*** Information given
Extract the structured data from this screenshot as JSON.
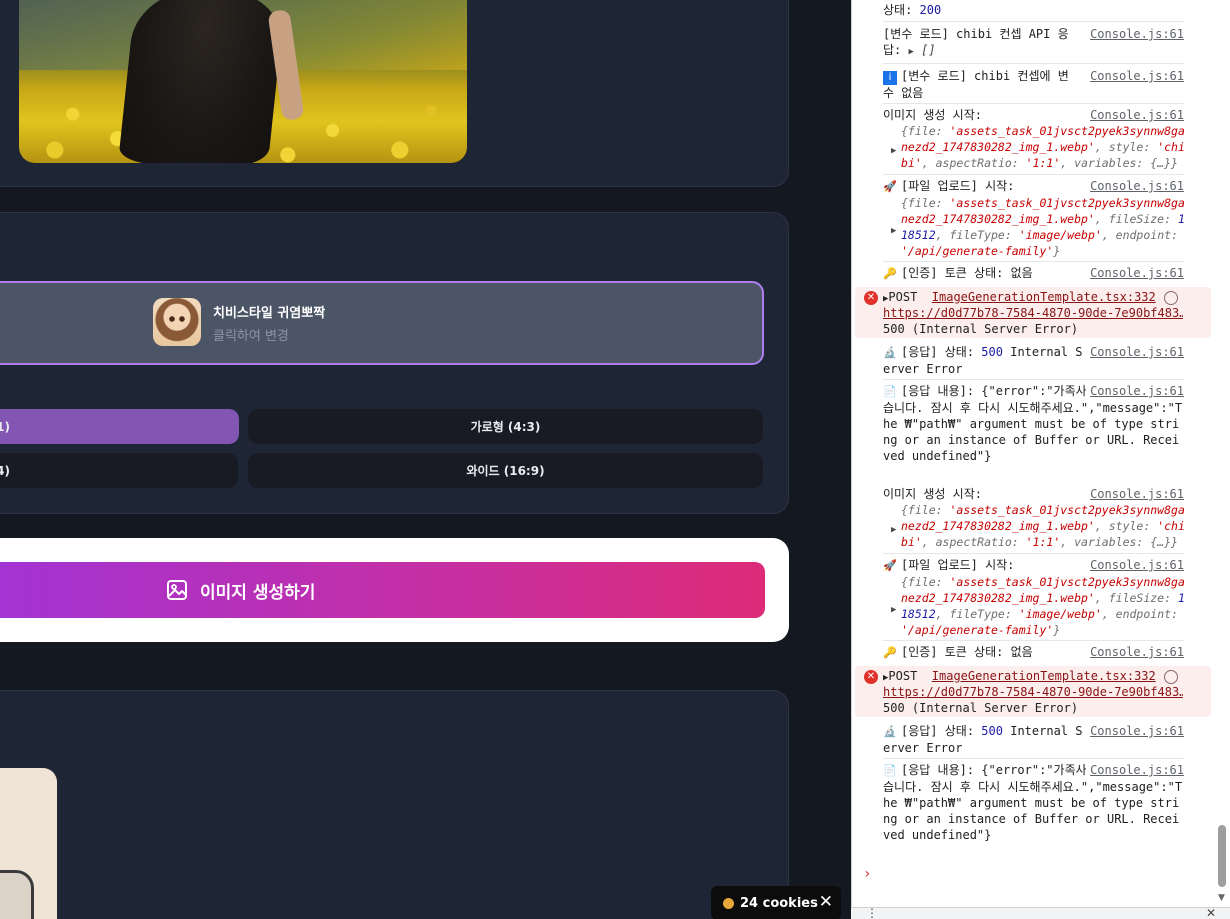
{
  "app": {
    "style_selector": {
      "name": "치비스타일 귀염뽀짝",
      "hint": "클릭하여 변경"
    },
    "ratios": [
      {
        "label": "1)",
        "selected": true
      },
      {
        "label": "가로형 (4:3)",
        "selected": false
      },
      {
        "label": "4)",
        "selected": false
      },
      {
        "label": "와이드 (16:9)",
        "selected": false
      }
    ],
    "generate_button": {
      "label": "이미지 생성하기"
    },
    "cookie_badge": {
      "label": "24 cookies",
      "close": "✕"
    }
  },
  "console": {
    "source": "Console.js:61",
    "rows": {
      "status200": {
        "text": "상태:",
        "value": "200"
      },
      "chibi_api": {
        "text": "[변수 로드] chibi 컨셉 API 응답:",
        "obj": "[]"
      },
      "chibi_none": {
        "text": "[변수 로드] chibi 컨셉에 변수 없음"
      },
      "gen_start_1": {
        "text": "이미지 생성 시작:"
      },
      "upload_start_1": {
        "text": "[파일 업로드] 시작:"
      },
      "token_1": {
        "text": "[인증] 토큰 상태: 없음"
      },
      "resp_status_1": {
        "text": "[응답] 상태:",
        "code": "500",
        "rest": "Internal Server Error"
      },
      "resp_body_1": {
        "text": "[응답 내용]: {\"error\":\"가족사진 생성에 실패했습니다. 잠시 후 다시 시도해주세요.\",\"message\":\"The ₩\"path₩\" argument must be of type string or an instance of Buffer or URL. Received undefined\"}"
      },
      "gen_start_2": {
        "text": "이미지 생성 시작:"
      },
      "upload_start_2": {
        "text": "[파일 업로드] 시작:"
      },
      "token_2": {
        "text": "[인증] 토큰 상태: 없음"
      },
      "resp_status_2": {
        "text": "[응답] 상태:",
        "code": "500",
        "rest": "Internal Server Error"
      },
      "resp_body_2": {
        "text": "[응답 내용]: {\"error\":\"가족사진 생성에 실패했습니다. 잠시 후 다시 시도해주세요.\",\"message\":\"The ₩\"path₩\" argument must be of type string or an instance of Buffer or URL. Received undefined\"}"
      }
    },
    "gen_obj": {
      "pre": "{file: ",
      "file": "'assets_task_01jvsct2pyek3synnw8ganezd2_1747830282_img_1.webp'",
      "mid": ", style: ",
      "style": "'chibi'",
      "mid2": ", aspectRatio: ",
      "ratio": "'1:1'",
      "tail": ", variables: {…}}"
    },
    "upload_obj": {
      "pre": "{file: ",
      "file": "'assets_task_01jvsct2pyek3synnw8ganezd2_1747830282_img_1.webp'",
      "mid": ", fileSize: ",
      "size": "118512",
      "mid2": ", fileType: ",
      "type": "'image/webp'",
      "mid3": ", endpoint: ",
      "endpoint": "'/api/generate-family'",
      "tail": "}"
    },
    "error": {
      "post": "POST",
      "source": "ImageGenerationTemplate.tsx:332",
      "url": "https://d0d77b78-7584-4870-90de-7e90bf483…",
      "status": "500 (Internal Server Error)"
    },
    "colors": {
      "error_bg": "#fceeed",
      "error_text": "#8a1313",
      "string": "#c80000",
      "number": "#1a1aa6"
    }
  }
}
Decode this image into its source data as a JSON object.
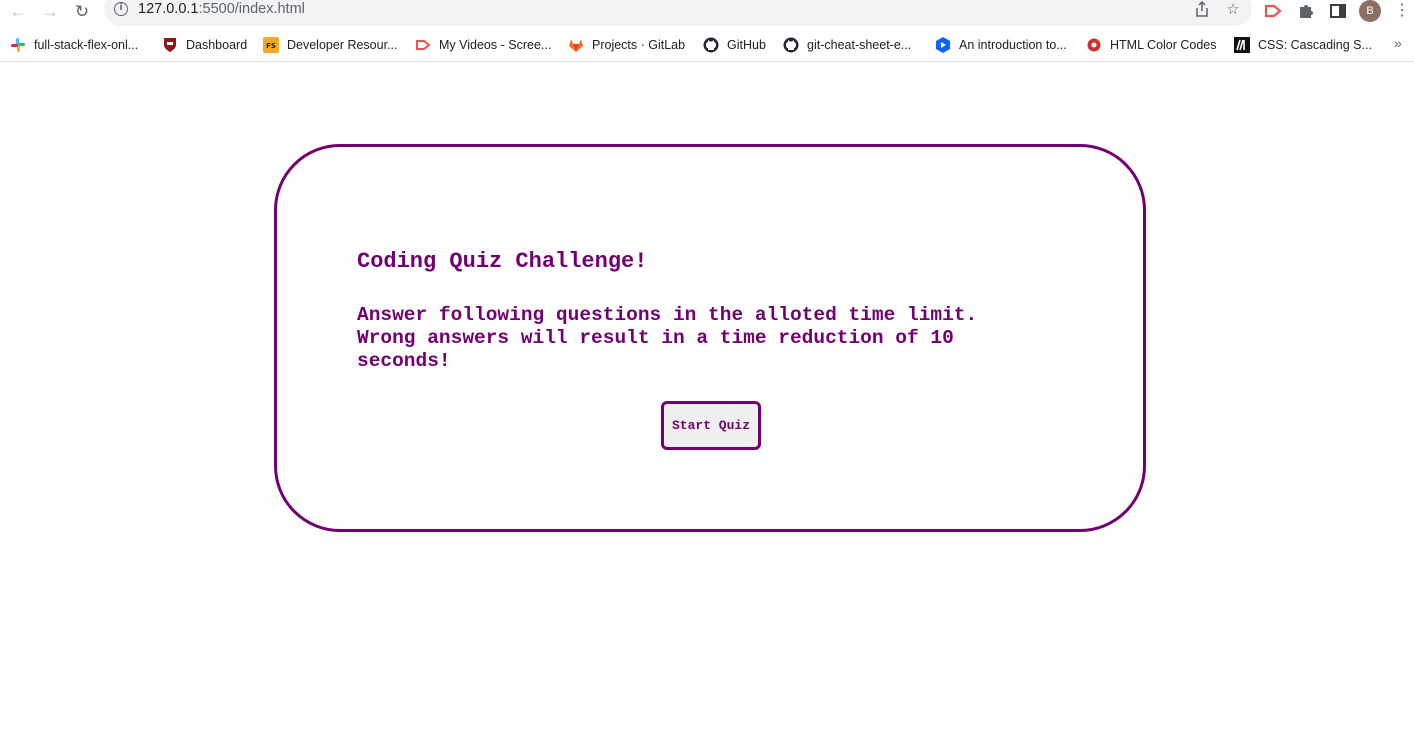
{
  "browser": {
    "url_host": "127.0.0.1",
    "url_rest": ":5500/index.html",
    "avatar_letter": "B",
    "icons": {
      "back": "arrow-left-icon",
      "forward": "arrow-right-icon",
      "reload": "reload-icon",
      "info": "info-icon",
      "share": "share-icon",
      "star": "star-icon",
      "extension_red": "screencastify-icon",
      "puzzle": "puzzle-icon",
      "sidepanel": "side-panel-icon",
      "menu": "kebab-menu-icon"
    }
  },
  "bookmarks": [
    {
      "label": "full-stack-flex-onl...",
      "icon": "slack-icon"
    },
    {
      "label": "Dashboard",
      "icon": "shield-icon"
    },
    {
      "label": "Developer Resour...",
      "icon": "fs-icon"
    },
    {
      "label": "My Videos - Scree...",
      "icon": "screencastify-icon"
    },
    {
      "label": "Projects · GitLab",
      "icon": "gitlab-icon"
    },
    {
      "label": "GitHub",
      "icon": "github-icon"
    },
    {
      "label": "git-cheat-sheet-e...",
      "icon": "github-icon"
    },
    {
      "label": "An introduction to...",
      "icon": "play-icon"
    },
    {
      "label": "HTML Color Codes",
      "icon": "color-icon"
    },
    {
      "label": "CSS: Cascading S...",
      "icon": "mdn-icon"
    }
  ],
  "bookmarks_more": "»",
  "quiz": {
    "title": "Coding Quiz Challenge!",
    "description": "Answer following questions in the alloted time limit. Wrong answers will result in a time reduction of 10 seconds!",
    "start_label": "Start Quiz"
  },
  "colors": {
    "accent": "#730073",
    "button_bg": "#efefef"
  }
}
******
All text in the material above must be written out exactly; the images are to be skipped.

Extract the structured data from this screenshot as JSON.
{
  "app": {
    "style_selector": {
      "name": "치비스타일 귀염뽀짝",
      "hint": "클릭하여 변경"
    },
    "ratios": [
      {
        "label": "1)",
        "selected": true
      },
      {
        "label": "가로형 (4:3)",
        "selected": false
      },
      {
        "label": "4)",
        "selected": false
      },
      {
        "label": "와이드 (16:9)",
        "selected": false
      }
    ],
    "generate_button": {
      "label": "이미지 생성하기"
    },
    "cookie_badge": {
      "label": "24 cookies",
      "close": "✕"
    }
  },
  "console": {
    "source": "Console.js:61",
    "rows": {
      "status200": {
        "text": "상태:",
        "value": "200"
      },
      "chibi_api": {
        "text": "[변수 로드] chibi 컨셉 API 응답:",
        "obj": "[]"
      },
      "chibi_none": {
        "text": "[변수 로드] chibi 컨셉에 변수 없음"
      },
      "gen_start_1": {
        "text": "이미지 생성 시작:"
      },
      "upload_start_1": {
        "text": "[파일 업로드] 시작:"
      },
      "token_1": {
        "text": "[인증] 토큰 상태: 없음"
      },
      "resp_status_1": {
        "text": "[응답] 상태:",
        "code": "500",
        "rest": "Internal Server Error"
      },
      "resp_body_1": {
        "text": "[응답 내용]: {\"error\":\"가족사진 생성에 실패했습니다. 잠시 후 다시 시도해주세요.\",\"message\":\"The ₩\"path₩\" argument must be of type string or an instance of Buffer or URL. Received undefined\"}"
      },
      "gen_start_2": {
        "text": "이미지 생성 시작:"
      },
      "upload_start_2": {
        "text": "[파일 업로드] 시작:"
      },
      "token_2": {
        "text": "[인증] 토큰 상태: 없음"
      },
      "resp_status_2": {
        "text": "[응답] 상태:",
        "code": "500",
        "rest": "Internal Server Error"
      },
      "resp_body_2": {
        "text": "[응답 내용]: {\"error\":\"가족사진 생성에 실패했습니다. 잠시 후 다시 시도해주세요.\",\"message\":\"The ₩\"path₩\" argument must be of type string or an instance of Buffer or URL. Received undefined\"}"
      }
    },
    "gen_obj": {
      "pre": "{file: ",
      "file": "'assets_task_01jvsct2pyek3synnw8ganezd2_1747830282_img_1.webp'",
      "mid": ", style: ",
      "style": "'chibi'",
      "mid2": ", aspectRatio: ",
      "ratio": "'1:1'",
      "tail": ", variables: {…}}"
    },
    "upload_obj": {
      "pre": "{file: ",
      "file": "'assets_task_01jvsct2pyek3synnw8ganezd2_1747830282_img_1.webp'",
      "mid": ", fileSize: ",
      "size": "118512",
      "mid2": ", fileType: ",
      "type": "'image/webp'",
      "mid3": ", endpoint: ",
      "endpoint": "'/api/generate-family'",
      "tail": "}"
    },
    "error": {
      "post": "POST",
      "source": "ImageGenerationTemplate.tsx:332",
      "url": "https://d0d77b78-7584-4870-90de-7e90bf483…",
      "status": "500 (Internal Server Error)"
    },
    "colors": {
      "error_bg": "#fceeed",
      "error_text": "#8a1313",
      "string": "#c80000",
      "number": "#1a1aa6"
    }
  }
}
Decode this image into its source data as a JSON object.
{
  "browser": {
    "url_host": "127.0.0.1",
    "url_rest": ":5500/index.html",
    "avatar_letter": "B",
    "icons": {
      "back": "arrow-left-icon",
      "forward": "arrow-right-icon",
      "reload": "reload-icon",
      "info": "info-icon",
      "share": "share-icon",
      "star": "star-icon",
      "extension_red": "screencastify-icon",
      "puzzle": "puzzle-icon",
      "sidepanel": "side-panel-icon",
      "menu": "kebab-menu-icon"
    }
  },
  "bookmarks": [
    {
      "label": "full-stack-flex-onl...",
      "icon": "slack-icon"
    },
    {
      "label": "Dashboard",
      "icon": "shield-icon"
    },
    {
      "label": "Developer Resour...",
      "icon": "fs-icon"
    },
    {
      "label": "My Videos - Scree...",
      "icon": "screencastify-icon"
    },
    {
      "label": "Projects · GitLab",
      "icon": "gitlab-icon"
    },
    {
      "label": "GitHub",
      "icon": "github-icon"
    },
    {
      "label": "git-cheat-sheet-e...",
      "icon": "github-icon"
    },
    {
      "label": "An introduction to...",
      "icon": "play-icon"
    },
    {
      "label": "HTML Color Codes",
      "icon": "color-icon"
    },
    {
      "label": "CSS: Cascading S...",
      "icon": "mdn-icon"
    }
  ],
  "bookmarks_more": "»",
  "quiz": {
    "title": "Coding Quiz Challenge!",
    "description": "Answer following questions in the alloted time limit. Wrong answers will result in a time reduction of 10 seconds!",
    "start_label": "Start Quiz"
  },
  "colors": {
    "accent": "#730073",
    "button_bg": "#efefef"
  }
}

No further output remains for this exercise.